Writing for a second reading is not a new concept. Crime writers are masters of repressed exposition, providing clues along the way that readers can re-examine once the final reveal occurs.
Vera Caspary’s Laura deftly plays within this double-voiced art. In her poly-vocal novel, Caspary begins with a first-person narrator, and our eventual killer, public intellectual and infamous art critic Waldo Lydecker.
Lydecker’s story is full of nuance, placing his collecting fetish and objectifications of Laura Hunt in the best of possible light: he’s a mentor helping her climb the corporate ladder of advertising. But there are flashes, fissure in his illuminations, as he inadvertently presents himself as a Pygmalion figure, shaping, shifting a young woman from Colorado Springs, whom he refers to as “Bambi” and a “child,” into a sophisticated New Yorker.
In the novel’s opening paragraph he reveals his troubling obsessions: “My grief at her sudden and violent death found consolation in the thought that my friend, had she lived to a ripe old age, would have passed into oblivion, whereas the violence of her passing and the genius of her admirer gave her a fair chance at immortality.”
Through death, Waldo believes that Laura has become god-like, an object that he and his quill-dipped pen have preserved for others to admire. His and her legacies are secure.
This is an odd opening paragraph and on a second reading screams of a prime motivation for killing her.
Half-way through Lydecker’s narrative, he confesses to distancing himself from rather unpleasant memories by narrating his life in third person: “I am saved from remorse by the substitution for unsavory memory of another captivating installment in The Life and Times of Waldo Lydecker.” Not only do the italics here indicate that Waldo sees himself as a literary figure in a book, the “third-person shift” suggests a narrator climbing into a space between “I” and “me” protagonists.
Charles Baxter defines story protagonists as inhabiting two counterpoints: “I” protagonists, full of agency, making choices, taking ownership of their actions, and “me” protagonists, victims who hide behind a metaphorical passive voice of blaming others and remain trapped in degrees of dysfunction.
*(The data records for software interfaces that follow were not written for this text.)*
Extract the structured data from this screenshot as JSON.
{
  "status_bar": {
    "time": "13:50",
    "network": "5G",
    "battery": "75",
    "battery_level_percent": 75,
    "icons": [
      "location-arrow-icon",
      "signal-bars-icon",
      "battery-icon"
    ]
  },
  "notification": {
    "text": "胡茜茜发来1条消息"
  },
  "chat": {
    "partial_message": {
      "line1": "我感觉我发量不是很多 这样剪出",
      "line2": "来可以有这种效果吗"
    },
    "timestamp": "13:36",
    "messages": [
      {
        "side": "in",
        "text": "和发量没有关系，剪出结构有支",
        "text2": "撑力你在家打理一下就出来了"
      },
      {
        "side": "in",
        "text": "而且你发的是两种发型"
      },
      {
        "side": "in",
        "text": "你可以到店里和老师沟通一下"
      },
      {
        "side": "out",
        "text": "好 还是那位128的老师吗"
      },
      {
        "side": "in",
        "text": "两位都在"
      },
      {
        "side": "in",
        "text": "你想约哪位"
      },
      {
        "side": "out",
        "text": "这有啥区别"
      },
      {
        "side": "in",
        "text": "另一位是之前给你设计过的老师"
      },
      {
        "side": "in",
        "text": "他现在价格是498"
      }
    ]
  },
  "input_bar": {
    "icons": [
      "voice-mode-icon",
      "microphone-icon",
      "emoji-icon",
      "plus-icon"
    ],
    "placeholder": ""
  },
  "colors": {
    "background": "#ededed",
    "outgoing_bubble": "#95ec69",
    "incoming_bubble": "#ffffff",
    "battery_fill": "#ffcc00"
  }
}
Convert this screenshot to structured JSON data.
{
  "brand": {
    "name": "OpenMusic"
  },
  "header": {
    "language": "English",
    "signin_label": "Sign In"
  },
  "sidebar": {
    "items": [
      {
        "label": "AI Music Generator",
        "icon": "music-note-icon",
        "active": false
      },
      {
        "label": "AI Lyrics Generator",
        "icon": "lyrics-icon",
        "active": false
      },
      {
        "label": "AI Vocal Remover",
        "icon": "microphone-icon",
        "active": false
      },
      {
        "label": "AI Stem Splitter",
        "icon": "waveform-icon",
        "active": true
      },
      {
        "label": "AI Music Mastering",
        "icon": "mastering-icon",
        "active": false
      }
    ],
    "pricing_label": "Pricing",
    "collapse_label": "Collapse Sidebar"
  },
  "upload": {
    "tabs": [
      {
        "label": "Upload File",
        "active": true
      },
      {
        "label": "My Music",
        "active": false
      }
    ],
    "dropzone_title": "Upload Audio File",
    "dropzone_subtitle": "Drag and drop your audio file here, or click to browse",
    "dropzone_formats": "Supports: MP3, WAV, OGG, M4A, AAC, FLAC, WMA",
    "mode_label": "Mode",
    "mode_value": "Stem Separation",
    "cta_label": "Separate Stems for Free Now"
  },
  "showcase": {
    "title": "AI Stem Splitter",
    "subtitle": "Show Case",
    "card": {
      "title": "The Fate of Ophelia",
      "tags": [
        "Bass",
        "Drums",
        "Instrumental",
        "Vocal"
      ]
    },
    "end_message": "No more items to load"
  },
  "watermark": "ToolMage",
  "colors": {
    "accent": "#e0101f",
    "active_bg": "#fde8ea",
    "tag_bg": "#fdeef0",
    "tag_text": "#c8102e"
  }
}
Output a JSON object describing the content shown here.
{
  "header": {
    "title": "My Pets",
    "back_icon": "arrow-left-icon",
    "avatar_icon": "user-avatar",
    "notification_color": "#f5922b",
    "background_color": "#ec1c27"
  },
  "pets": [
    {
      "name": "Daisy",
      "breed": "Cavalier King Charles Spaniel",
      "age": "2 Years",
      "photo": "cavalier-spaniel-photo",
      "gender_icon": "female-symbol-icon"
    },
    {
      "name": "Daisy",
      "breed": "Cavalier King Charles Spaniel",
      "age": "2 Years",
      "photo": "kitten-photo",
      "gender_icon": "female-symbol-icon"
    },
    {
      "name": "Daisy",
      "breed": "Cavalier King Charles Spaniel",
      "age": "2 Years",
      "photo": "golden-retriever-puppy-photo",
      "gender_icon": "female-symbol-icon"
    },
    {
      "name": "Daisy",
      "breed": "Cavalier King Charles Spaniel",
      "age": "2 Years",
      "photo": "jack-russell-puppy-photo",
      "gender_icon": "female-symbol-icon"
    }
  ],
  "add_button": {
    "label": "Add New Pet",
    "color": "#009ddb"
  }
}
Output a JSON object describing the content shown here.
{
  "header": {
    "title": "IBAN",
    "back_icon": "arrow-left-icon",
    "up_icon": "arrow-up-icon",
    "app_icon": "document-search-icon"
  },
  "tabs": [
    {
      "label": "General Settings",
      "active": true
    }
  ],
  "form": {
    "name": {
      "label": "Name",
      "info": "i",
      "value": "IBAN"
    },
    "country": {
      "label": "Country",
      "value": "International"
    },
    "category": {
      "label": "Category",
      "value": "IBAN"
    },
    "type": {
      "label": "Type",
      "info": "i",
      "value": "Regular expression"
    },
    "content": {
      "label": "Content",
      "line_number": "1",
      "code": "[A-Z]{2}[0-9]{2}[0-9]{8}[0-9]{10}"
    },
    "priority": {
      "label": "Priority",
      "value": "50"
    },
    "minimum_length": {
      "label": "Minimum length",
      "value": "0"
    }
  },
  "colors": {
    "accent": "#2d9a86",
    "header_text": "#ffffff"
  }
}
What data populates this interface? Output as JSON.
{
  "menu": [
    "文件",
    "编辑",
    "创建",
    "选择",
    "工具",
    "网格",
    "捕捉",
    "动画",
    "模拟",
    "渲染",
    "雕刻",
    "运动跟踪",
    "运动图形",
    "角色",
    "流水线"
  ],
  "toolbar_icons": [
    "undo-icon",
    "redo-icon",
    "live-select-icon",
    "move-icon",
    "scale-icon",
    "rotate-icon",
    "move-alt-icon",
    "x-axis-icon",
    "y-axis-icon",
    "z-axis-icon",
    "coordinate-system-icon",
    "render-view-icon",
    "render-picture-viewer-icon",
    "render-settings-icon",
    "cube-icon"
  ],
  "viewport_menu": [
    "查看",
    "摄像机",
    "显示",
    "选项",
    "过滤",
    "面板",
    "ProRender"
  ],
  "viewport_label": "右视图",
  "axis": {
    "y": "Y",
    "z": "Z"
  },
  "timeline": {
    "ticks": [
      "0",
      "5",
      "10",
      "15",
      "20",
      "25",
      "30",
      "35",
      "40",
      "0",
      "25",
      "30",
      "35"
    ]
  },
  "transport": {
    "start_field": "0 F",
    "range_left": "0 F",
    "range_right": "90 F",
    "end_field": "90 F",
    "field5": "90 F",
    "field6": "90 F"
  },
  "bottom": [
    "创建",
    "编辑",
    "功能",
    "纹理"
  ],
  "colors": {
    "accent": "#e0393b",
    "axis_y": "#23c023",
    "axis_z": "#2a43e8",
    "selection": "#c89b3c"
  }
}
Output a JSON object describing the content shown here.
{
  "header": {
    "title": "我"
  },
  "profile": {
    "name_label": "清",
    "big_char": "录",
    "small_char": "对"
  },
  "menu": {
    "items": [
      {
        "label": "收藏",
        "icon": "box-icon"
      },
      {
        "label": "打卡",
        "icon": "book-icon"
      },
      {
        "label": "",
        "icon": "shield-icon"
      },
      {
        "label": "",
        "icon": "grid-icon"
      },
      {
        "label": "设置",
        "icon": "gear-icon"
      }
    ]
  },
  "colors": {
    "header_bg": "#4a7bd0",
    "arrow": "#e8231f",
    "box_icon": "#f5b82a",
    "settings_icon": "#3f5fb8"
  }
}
Waldo is a pernicious, mean-spirited critic. He has a tremendous ego, stating in the novel’s very first paragraph his presence: “I, Waldo Lydecker,” seeing himself as a game changer in aesthetic appreciation; however, he also slips into the spaces between Baxter’s two polarities: plotting and executing a murder, but refusing to fully own it.
Samuel Fuller, the maverick film director and decorated WWII veteran (a Silver Star recipient, Fuller was a Corporal with the Big Red One), said that we all have three faces. The first face is the face we and a few loved ones close to us only get to know; the second face is our persona; the third face is that aspect of self we never knew existed until we are confronted with high-stakes stress and trauma: being dropped in the swirling chaos of a battle zone; losing a job we held for twenty years;
confronting a life-threatening illness.
Lydecker’s third-person gimmick is a self-defense mechanism, a fourth face that denies what the third face has done and is capable of doing (removing a woman’s face with a gun blast). He hides his wrong doings in a fictionalized account of Waldo Lydecker’s life and times.
Lastly, a second reading of the novel helps explain a moment of incriminating childhood trauma: “I was never a child to torture butterflies [. . .] I was forced to watch a decapitated chicken running around and around its astonished head. Even on the stage I prefer death to follow a swift clean stroke of a sharp blade.”
On a first read, this story of a young Lydecker is an odd digression, a confessional aside. But after placing all of the facts together, upon a second reading it reveals a rich psychological subtext and repressed guilt. Why did the killer mistakenly kill Diane Redfern instead of Laura Hunt?
Yes, Diane, of similar height and build to Laura, was staying at Miss Hunt’s apartment. But the answer to the mistaken kill rests in the farm story. The killer didn’t want to get too close. The killer, abhorring violence, hid in the shadows, and killed quickly, nearly decapitating the victim.
He didn’t take the time to make sure of his target.
He couldn’t watch. It’s the chicken’s death repeated all over again.
And such a kill sent Waldo scrambling into the projection and protection of his third-person, literary alter-ego.
Lydecker’s narcissism becomes his eventual undoing, his own indictment, as he rather unknowingly reveals to us and detective Mark McPherson his third and fourth faces.